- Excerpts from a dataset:
+===+

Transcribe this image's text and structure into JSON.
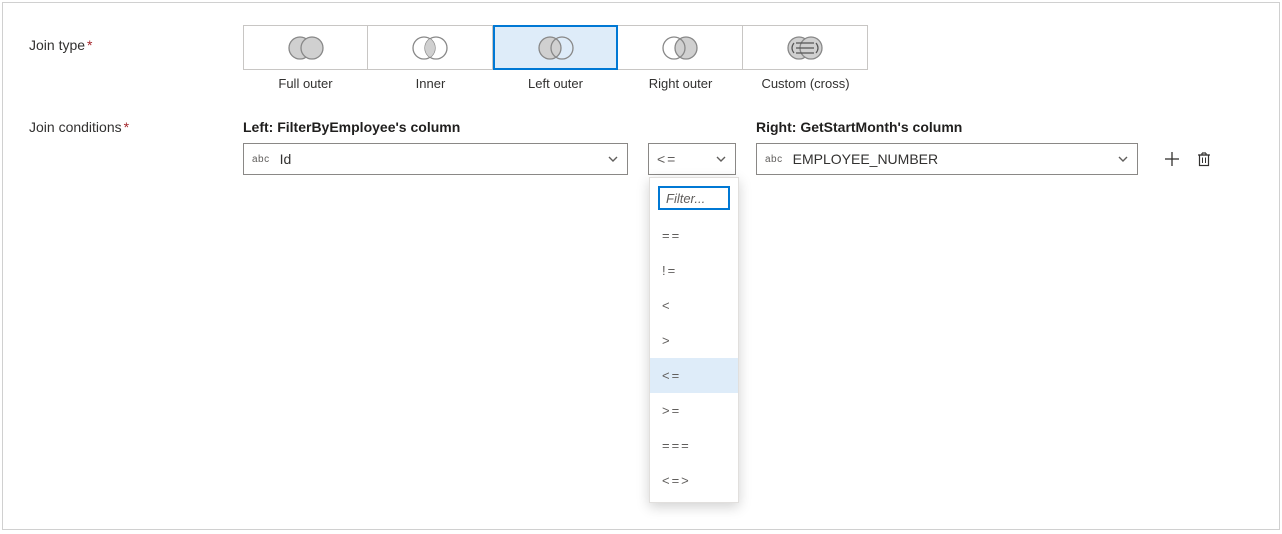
{
  "joinType": {
    "label": "Join type",
    "required": true,
    "options": [
      {
        "label": "Full outer",
        "kind": "full"
      },
      {
        "label": "Inner",
        "kind": "inner"
      },
      {
        "label": "Left outer",
        "kind": "left"
      },
      {
        "label": "Right outer",
        "kind": "right"
      },
      {
        "label": "Custom (cross)",
        "kind": "cross"
      }
    ],
    "selected": "Left outer"
  },
  "joinConditions": {
    "label": "Join conditions",
    "required": true,
    "leftHeader": "Left: FilterByEmployee's column",
    "rightHeader": "Right: GetStartMonth's column",
    "row": {
      "leftTypeChip": "abc",
      "leftValue": "Id",
      "operator": "<=",
      "rightTypeChip": "abc",
      "rightValue": "EMPLOYEE_NUMBER"
    }
  },
  "operatorDropdown": {
    "filterPlaceholder": "Filter...",
    "options": [
      "==",
      "!=",
      "<",
      ">",
      "<=",
      ">=",
      "===",
      "<=>"
    ],
    "selected": "<="
  }
}
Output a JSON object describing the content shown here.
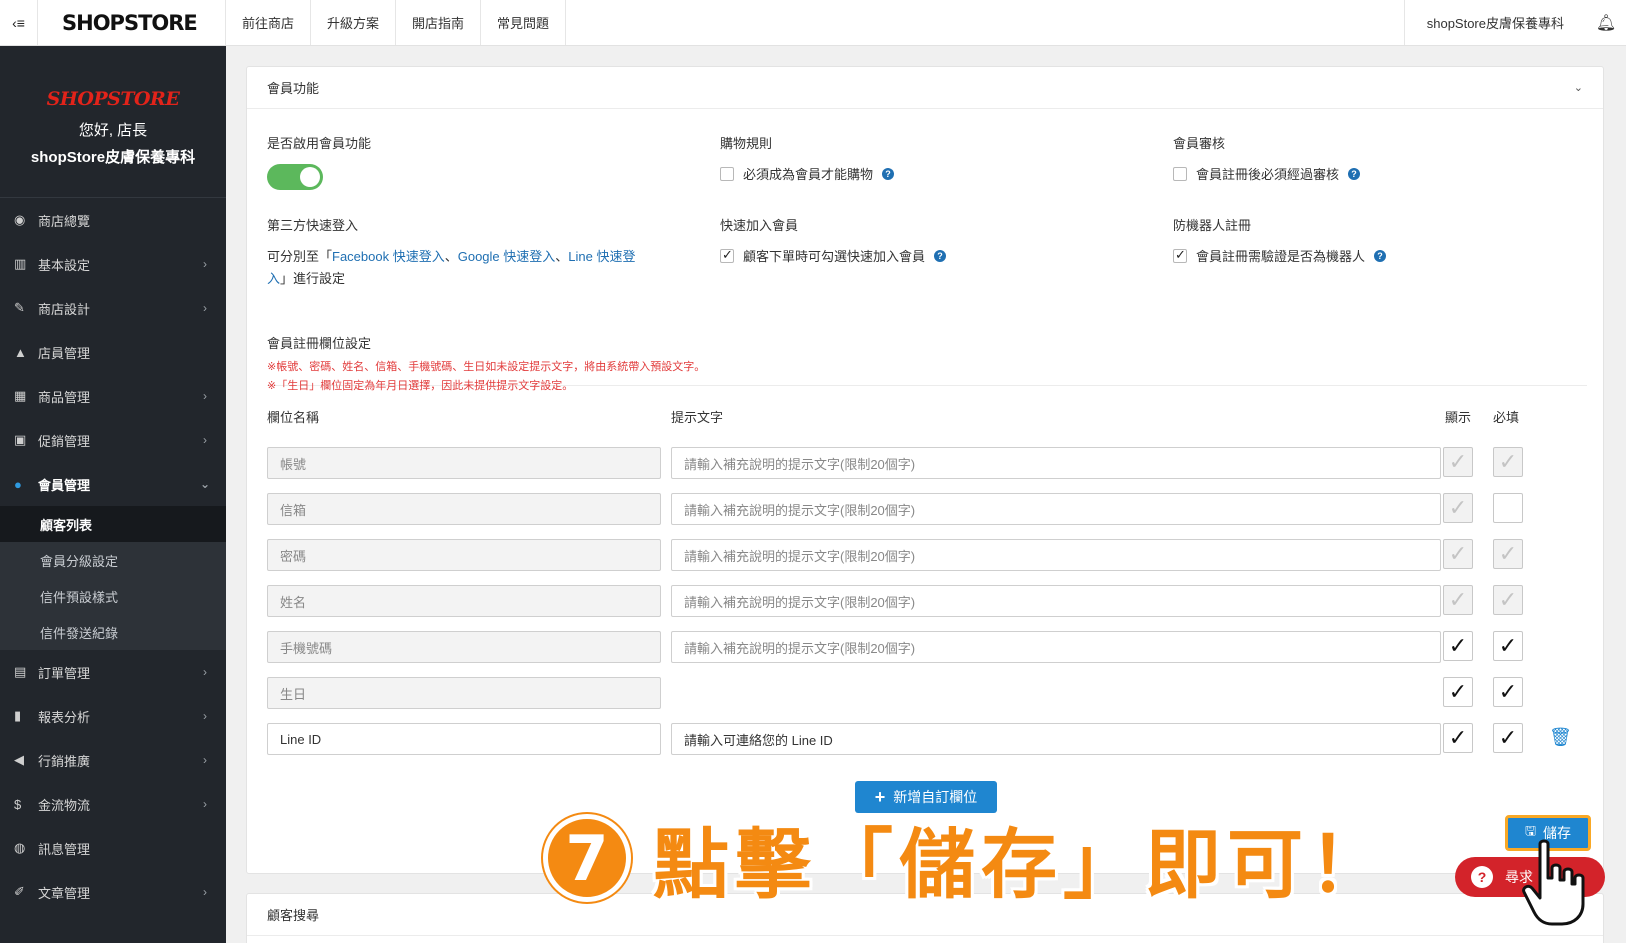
{
  "topbar": {
    "brand": "SHOPSTORE",
    "nav": [
      "前往商店",
      "升級方案",
      "開店指南",
      "常見問題"
    ],
    "store_name": "shopStore皮膚保養專科"
  },
  "sidebar": {
    "logo": "SHOPSTORE",
    "greeting": "您好, 店長",
    "store": "shopStore皮膚保養專科",
    "items": [
      {
        "icon": "◉",
        "label": "商店總覽",
        "arrow": ""
      },
      {
        "icon": "▥",
        "label": "基本設定",
        "arrow": "›"
      },
      {
        "icon": "✎",
        "label": "商店設計",
        "arrow": "›"
      },
      {
        "icon": "▲",
        "label": "店員管理",
        "arrow": ""
      },
      {
        "icon": "▦",
        "label": "商品管理",
        "arrow": "›"
      },
      {
        "icon": "▣",
        "label": "促銷管理",
        "arrow": "›"
      },
      {
        "icon": "●",
        "label": "會員管理",
        "arrow": "⌄"
      }
    ],
    "sub_items": [
      "顧客列表",
      "會員分級設定",
      "信件預設樣式",
      "信件發送紀錄"
    ],
    "items2": [
      {
        "icon": "▤",
        "label": "訂單管理",
        "arrow": "›"
      },
      {
        "icon": "▮",
        "label": "報表分析",
        "arrow": "›"
      },
      {
        "icon": "◀",
        "label": "行銷推廣",
        "arrow": "›"
      },
      {
        "icon": "$",
        "label": "金流物流",
        "arrow": "›"
      },
      {
        "icon": "◍",
        "label": "訊息管理",
        "arrow": ""
      },
      {
        "icon": "✐",
        "label": "文章管理",
        "arrow": "›"
      }
    ]
  },
  "panel": {
    "title": "會員功能",
    "enable_label": "是否啟用會員功能",
    "shopping_rules": "購物規則",
    "shopping_rules_opt": "必須成為會員才能購物",
    "member_review": "會員審核",
    "member_review_opt": "會員註冊後必須經過審核",
    "third_party": "第三方快速登入",
    "third_party_desc_1": "可分別至「",
    "third_party_link_1": "Facebook 快速登入",
    "third_party_sep_1": "、",
    "third_party_link_2": "Google 快速登入",
    "third_party_sep_2": "、",
    "third_party_link_3a": "Line 快速登",
    "third_party_link_3b": "入",
    "third_party_desc_2": "」進行設定",
    "quick_join": "快速加入會員",
    "quick_join_opt": "顧客下單時可勾選快速加入會員",
    "anti_bot": "防機器人註冊",
    "anti_bot_opt": "會員註冊需驗證是否為機器人",
    "reg_title": "會員註冊欄位設定",
    "note1": "※帳號、密碼、姓名、信箱、手機號碼、生日如未設定提示文字，將由系統帶入預設文字。",
    "note2": "※「生日」欄位固定為年月日選擇，因此未提供提示文字設定。",
    "col_name": "欄位名稱",
    "col_hint": "提示文字",
    "col_show": "顯示",
    "col_required": "必填",
    "hint_placeholder": "請輸入補充說明的提示文字(限制20個字)",
    "rows": [
      {
        "name": "帳號",
        "hint": "請輸入補充說明的提示文字(限制20個字)"
      },
      {
        "name": "信箱",
        "hint": "請輸入補充說明的提示文字(限制20個字)"
      },
      {
        "name": "密碼",
        "hint": "請輸入補充說明的提示文字(限制20個字)"
      },
      {
        "name": "姓名",
        "hint": "請輸入補充說明的提示文字(限制20個字)"
      },
      {
        "name": "手機號碼",
        "hint": "請輸入補充說明的提示文字(限制20個字)"
      },
      {
        "name": "生日",
        "hint": ""
      },
      {
        "name": "Line ID",
        "hint": "請輸入可連絡您的 Line ID"
      }
    ],
    "add_button": "新增自訂欄位",
    "save_button": "儲存"
  },
  "help_fab": "尋求",
  "annotation": {
    "number": "7",
    "text": "點擊「儲存」即可！"
  },
  "panel2": {
    "title": "顧客搜尋"
  }
}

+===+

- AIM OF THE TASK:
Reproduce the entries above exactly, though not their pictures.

- SOLUTION TO THE PROBLEM:
Transcribe this image's text and structure into JSON.
{
  "joinType": {
    "label": "Join type",
    "required": true,
    "options": [
      {
        "label": "Full outer",
        "kind": "full"
      },
      {
        "label": "Inner",
        "kind": "inner"
      },
      {
        "label": "Left outer",
        "kind": "left"
      },
      {
        "label": "Right outer",
        "kind": "right"
      },
      {
        "label": "Custom (cross)",
        "kind": "cross"
      }
    ],
    "selected": "Left outer"
  },
  "joinConditions": {
    "label": "Join conditions",
    "required": true,
    "leftHeader": "Left: FilterByEmployee's column",
    "rightHeader": "Right: GetStartMonth's column",
    "row": {
      "leftTypeChip": "abc",
      "leftValue": "Id",
      "operator": "<=",
      "rightTypeChip": "abc",
      "rightValue": "EMPLOYEE_NUMBER"
    }
  },
  "operatorDropdown": {
    "filterPlaceholder": "Filter...",
    "options": [
      "==",
      "!=",
      "<",
      ">",
      "<=",
      ">=",
      "===",
      "<=>"
    ],
    "selected": "<="
  }
}
Output a JSON object describing the content shown here.
{
  "topbar": {
    "brand": "SHOPSTORE",
    "nav": [
      "前往商店",
      "升級方案",
      "開店指南",
      "常見問題"
    ],
    "store_name": "shopStore皮膚保養專科"
  },
  "sidebar": {
    "logo": "SHOPSTORE",
    "greeting": "您好, 店長",
    "store": "shopStore皮膚保養專科",
    "items": [
      {
        "icon": "◉",
        "label": "商店總覽",
        "arrow": ""
      },
      {
        "icon": "▥",
        "label": "基本設定",
        "arrow": "›"
      },
      {
        "icon": "✎",
        "label": "商店設計",
        "arrow": "›"
      },
      {
        "icon": "▲",
        "label": "店員管理",
        "arrow": ""
      },
      {
        "icon": "▦",
        "label": "商品管理",
        "arrow": "›"
      },
      {
        "icon": "▣",
        "label": "促銷管理",
        "arrow": "›"
      },
      {
        "icon": "●",
        "label": "會員管理",
        "arrow": "⌄"
      }
    ],
    "sub_items": [
      "顧客列表",
      "會員分級設定",
      "信件預設樣式",
      "信件發送紀錄"
    ],
    "items2": [
      {
        "icon": "▤",
        "label": "訂單管理",
        "arrow": "›"
      },
      {
        "icon": "▮",
        "label": "報表分析",
        "arrow": "›"
      },
      {
        "icon": "◀",
        "label": "行銷推廣",
        "arrow": "›"
      },
      {
        "icon": "$",
        "label": "金流物流",
        "arrow": "›"
      },
      {
        "icon": "◍",
        "label": "訊息管理",
        "arrow": ""
      },
      {
        "icon": "✐",
        "label": "文章管理",
        "arrow": "›"
      }
    ]
  },
  "panel": {
    "title": "會員功能",
    "enable_label": "是否啟用會員功能",
    "shopping_rules": "購物規則",
    "shopping_rules_opt": "必須成為會員才能購物",
    "member_review": "會員審核",
    "member_review_opt": "會員註冊後必須經過審核",
    "third_party": "第三方快速登入",
    "third_party_desc_1": "可分別至「",
    "third_party_link_1": "Facebook 快速登入",
    "third_party_sep_1": "、",
    "third_party_link_2": "Google 快速登入",
    "third_party_sep_2": "、",
    "third_party_link_3a": "Line 快速登",
    "third_party_link_3b": "入",
    "third_party_desc_2": "」進行設定",
    "quick_join": "快速加入會員",
    "quick_join_opt": "顧客下單時可勾選快速加入會員",
    "anti_bot": "防機器人註冊",
    "anti_bot_opt": "會員註冊需驗證是否為機器人",
    "reg_title": "會員註冊欄位設定",
    "note1": "※帳號、密碼、姓名、信箱、手機號碼、生日如未設定提示文字，將由系統帶入預設文字。",
    "note2": "※「生日」欄位固定為年月日選擇，因此未提供提示文字設定。",
    "col_name": "欄位名稱",
    "col_hint": "提示文字",
    "col_show": "顯示",
    "col_required": "必填",
    "hint_placeholder": "請輸入補充說明的提示文字(限制20個字)",
    "rows": [
      {
        "name": "帳號",
        "hint": "請輸入補充說明的提示文字(限制20個字)"
      },
      {
        "name": "信箱",
        "hint": "請輸入補充說明的提示文字(限制20個字)"
      },
      {
        "name": "密碼",
        "hint": "請輸入補充說明的提示文字(限制20個字)"
      },
      {
        "name": "姓名",
        "hint": "請輸入補充說明的提示文字(限制20個字)"
      },
      {
        "name": "手機號碼",
        "hint": "請輸入補充說明的提示文字(限制20個字)"
      },
      {
        "name": "生日",
        "hint": ""
      },
      {
        "name": "Line ID",
        "hint": "請輸入可連絡您的 Line ID"
      }
    ],
    "add_button": "新增自訂欄位",
    "save_button": "儲存"
  },
  "help_fab": "尋求",
  "annotation": {
    "number": "7",
    "text": "點擊「儲存」即可！"
  },
  "panel2": {
    "title": "顧客搜尋"
  }
}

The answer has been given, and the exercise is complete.